*** RECORDS PROVIDED

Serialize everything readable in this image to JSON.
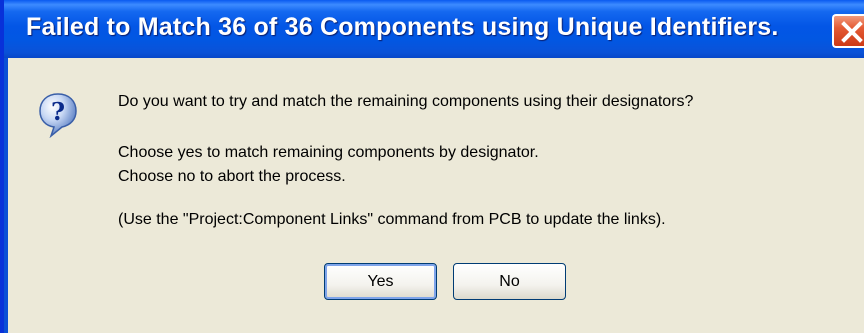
{
  "dialog": {
    "title": "Failed to Match 36 of 36 Components using Unique Identifiers.",
    "icon": "question-icon",
    "message_line1": "Do you want to try and match the remaining components using their designators?",
    "message_line2": "Choose yes to match remaining components by designator.",
    "message_line3": "Choose no to abort the process.",
    "message_line4": "(Use the \"Project:Component Links\" command from PCB to update the links).",
    "buttons": {
      "yes_label": "Yes",
      "no_label": "No"
    }
  },
  "colors": {
    "titlebar": "#0356e6",
    "client_background": "#ece9d8",
    "close_button": "#e45a34",
    "button_border": "#003c74"
  }
}
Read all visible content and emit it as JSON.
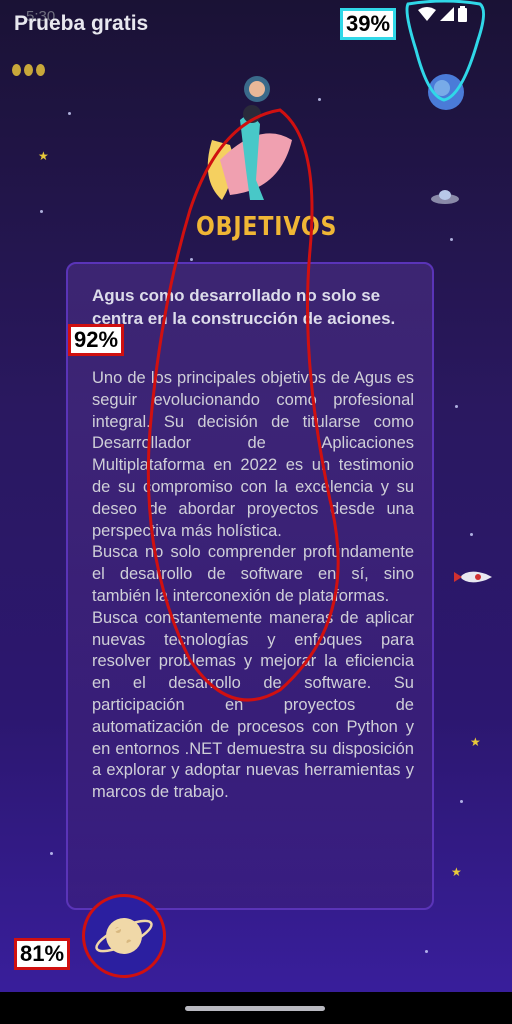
{
  "status_bar": {
    "clock": "5:30",
    "battery_icon": "battery-icon",
    "wifi_icon": "wifi-icon",
    "signal_icon": "signal-icon"
  },
  "app": {
    "title": "Prueba gratis"
  },
  "hero": {
    "label": "OBJETIVOS"
  },
  "card": {
    "heading": "Agus como desarrollado no solo se centra en la construcción de aciones.",
    "paragraphs": [
      "Uno de los principales objetivos de Agus es seguir evolucionando como profesional integral. Su decisión de titularse como Desarrollador de Aplicaciones Multiplataforma en 2022 es un testimonio de su compromiso con la excelencia y su deseo de abordar proyectos desde una perspectiva más holística.",
      "Busca no solo comprender profundamente el desarrollo de software en sí, sino también la interconexión de plataformas.",
      "Busca constantemente maneras de aplicar nuevas tecnologías y enfoques para resolver problemas y mejorar la eficiencia en el desarrollo de software. Su participación en proyectos de automatización de procesos con Python y en entornos .NET demuestra su disposición a explorar y adoptar nuevas herramientas y marcos de trabajo."
    ]
  },
  "annotations": {
    "badge_status": "39%",
    "badge_card": "92%",
    "badge_planet": "81%"
  },
  "colors": {
    "highlight_red": "#d01010",
    "highlight_cyan": "#30d8e8",
    "accent_gold": "#f0b635",
    "card_border": "#5a34b8"
  }
}
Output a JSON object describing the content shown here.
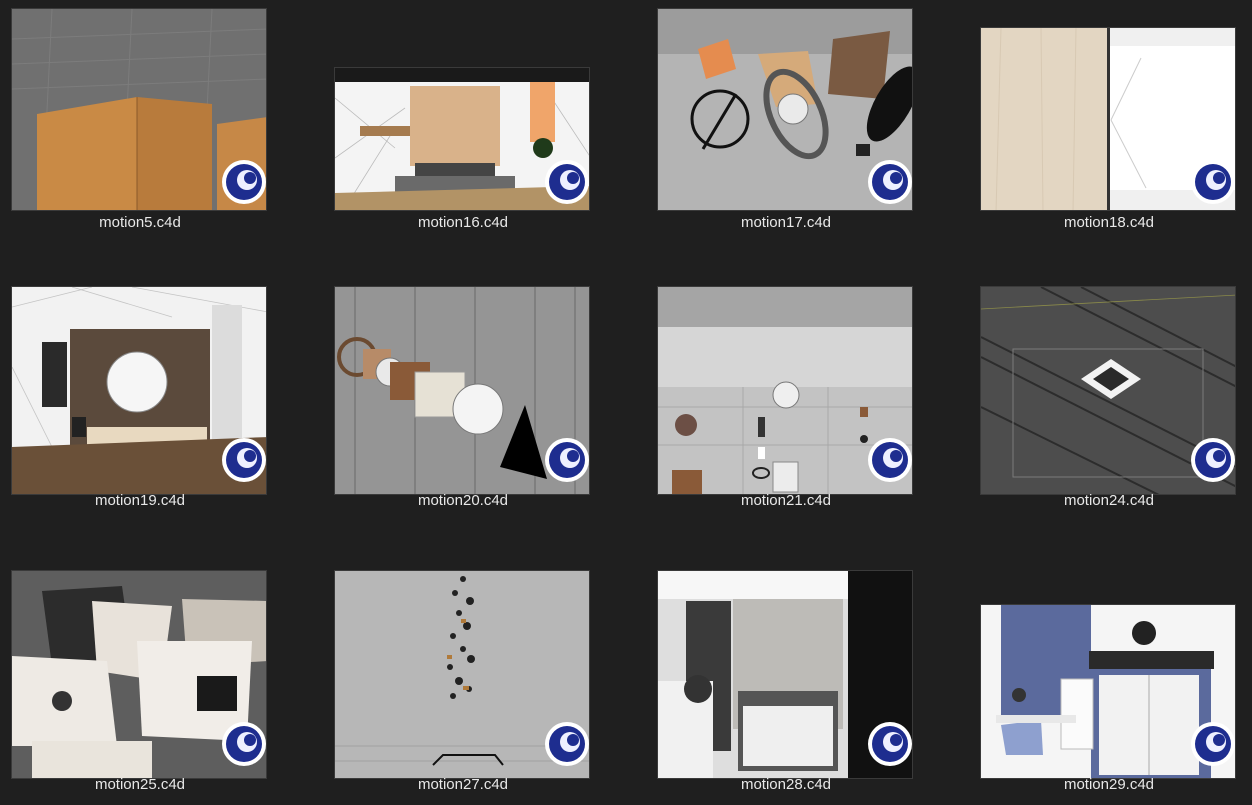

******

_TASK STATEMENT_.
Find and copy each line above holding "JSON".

_ANSWER TO THE PROBLEM_.
Serialize everything readable in this image to JSON.
Read all visible content and emit it as JSON.
Output a JSON object describing the content shown here.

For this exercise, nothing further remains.